Whenever the European winter approaches, the expectation for the giant waves of Nazaré that happen normally between October and March increases. The best surfers on the planet go there at that time and provide record breaks every year. But what explains the formation of these water walls in Portugal?
Located north of Lisbon, Nazaré receives the giant waves generated in the storms of the Atlantic Ocean, hundreds of kilometers away. What makes these waves much larger in the region than elsewhere on the Portuguese coast is the presence of a submerged canyon, also called a cannon – the famous Cannon of Nazaré.
Canhão da Nazaré
© MAÍRA PABST
“Canyons are geomorphological formations normally associated with soil erosion caused by a river.
To understand why the cannon is important for the formation of giant waves, it is necessary to understand the contrast between the seabed of the beaches of Nazaré and the North. At Nazaré beach is the canyon, with a depth that varies from 50 meters to almost 5,000 meters. Meanwhile, at Praia do Norte, the bottom is the continental shelf, much shallower.
Due to the depth, the waves that travel over the Cannon of Nazaré do not lose speed and have their direction changed. The waves that travel over the continental shelf lose speed and do not change direction. Both are in front of Farol da Nazaré, 200 meters from the beach. This junction causes the peak to rise even more, a major factor for the massive conditions in Nazaré.
Some of the best known records:
– the American Garrett McNamara, in 2011 joined Guinness World Records after surfing a 78 ft (23.8 m) wave
– November 8, 2017, Rodrigo Koxa from São Paulo reached the mark of 24.4 meters (80 feet).

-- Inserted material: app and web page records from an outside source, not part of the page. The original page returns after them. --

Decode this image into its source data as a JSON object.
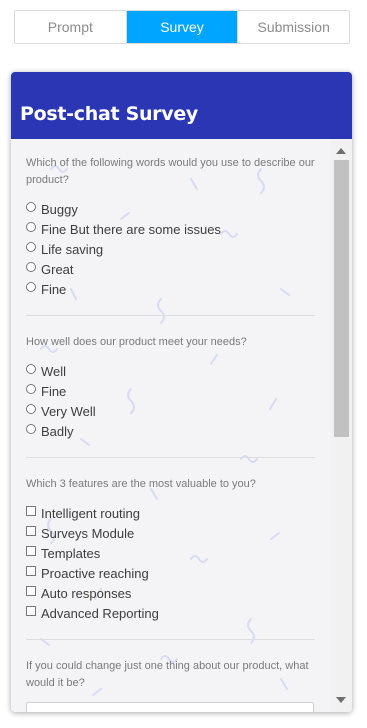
{
  "tabs": [
    {
      "label": "Prompt",
      "active": false
    },
    {
      "label": "Survey",
      "active": true
    },
    {
      "label": "Submission",
      "active": false
    }
  ],
  "survey": {
    "title": "Post-chat Survey",
    "q1": {
      "text": "Which of the following words would you use to describe our product?",
      "options": [
        "Buggy",
        "Fine But there are some issues",
        "Life saving",
        "Great",
        "Fine"
      ]
    },
    "q2": {
      "text": "How well does our product meet your needs?",
      "options": [
        "Well",
        "Fine",
        "Very Well",
        "Badly"
      ]
    },
    "q3": {
      "text": "Which 3 features are the most valuable to you?",
      "options": [
        "Intelligent routing",
        "Surveys Module",
        "Templates",
        "Proactive reaching",
        "Auto responses",
        "Advanced Reporting"
      ]
    },
    "q4": {
      "text": "If you could change just one thing about our product, what would it be?",
      "value": ""
    }
  },
  "colors": {
    "header": "#2b36b5",
    "active_tab": "#00a5ff"
  }
}
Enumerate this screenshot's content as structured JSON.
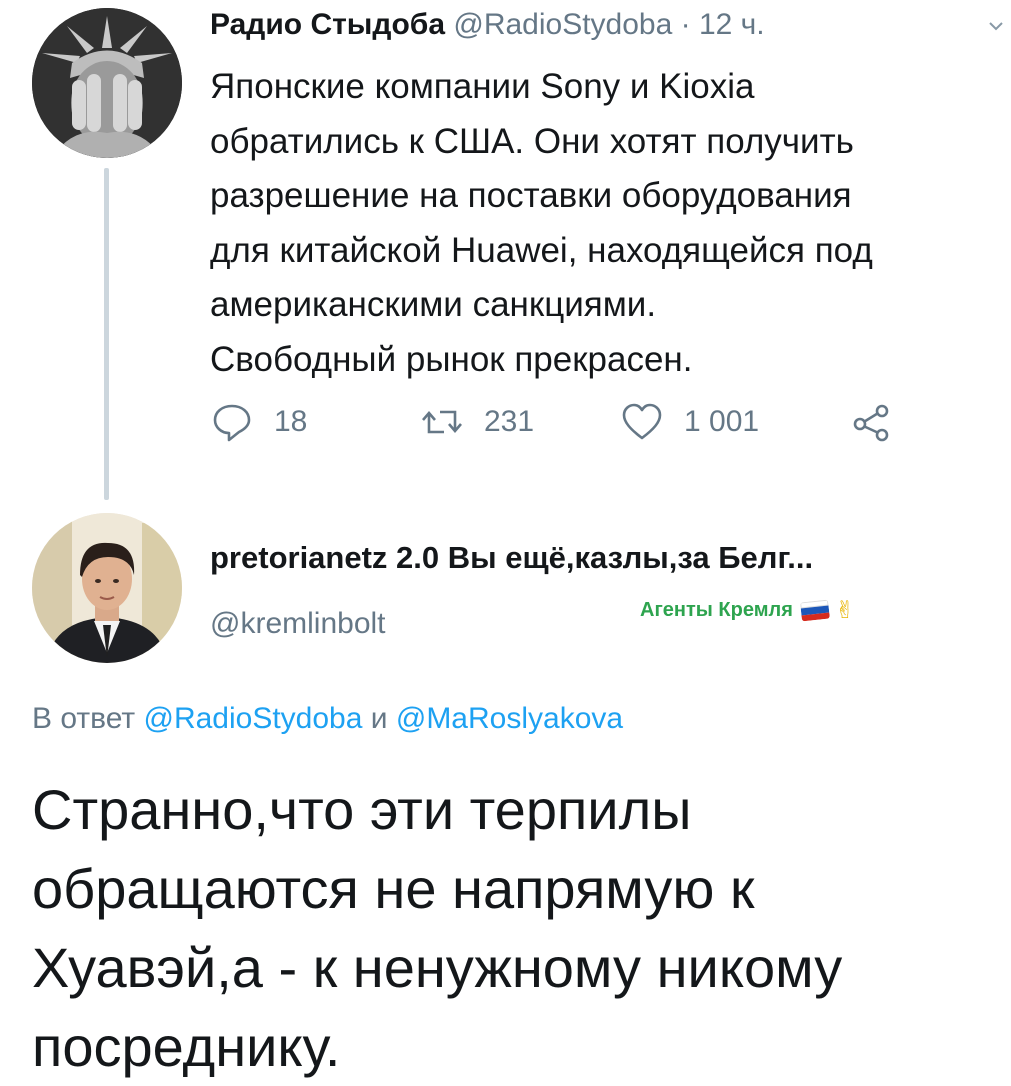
{
  "tweet": {
    "author_name": "Радио Стыдоба",
    "author_handle": "@RadioStydoba",
    "separator": "·",
    "time": "12 ч.",
    "lines": [
      "Японские компании Sony и Kioxia",
      "обратились к США. Они хотят получить",
      "разрешение на поставки оборудования",
      "для китайской Huawei, находящейся под",
      "американскими санкциями.",
      "Свободный рынок прекрасен."
    ],
    "actions": {
      "reply_count": "18",
      "retweet_count": "231",
      "like_count": "1 001"
    },
    "icons": {
      "more": "chevron-down-icon",
      "reply": "comment-icon",
      "retweet": "retweet-icon",
      "like": "heart-icon",
      "share": "share-icon"
    }
  },
  "reply": {
    "author_name": "pretorianetz 2.0 Вы ещё,казлы,за Белг...",
    "author_handle": "@kremlinbolt",
    "badge_text": "Агенты Кремля",
    "badge_color": "#2ea44f",
    "badge_emoji": "✌",
    "in_reply_prefix": "В ответ",
    "in_reply_mention1": "@RadioStydoba",
    "in_reply_and": "и",
    "in_reply_mention2": "@MaRoslyakova",
    "lines": [
      "Странно,что эти терпилы",
      "обращаются не напрямую к",
      "Хуавэй,а - к ненужному никому",
      "посреднику."
    ]
  },
  "colors": {
    "text": "#14171a",
    "muted": "#657786",
    "link": "#1da1f2",
    "thread_line": "#ccd6dd"
  }
}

– Maya Gabeira renewed her own female world record for the biggest wave surfed, with Guinness World Records with the 22.4 meter mark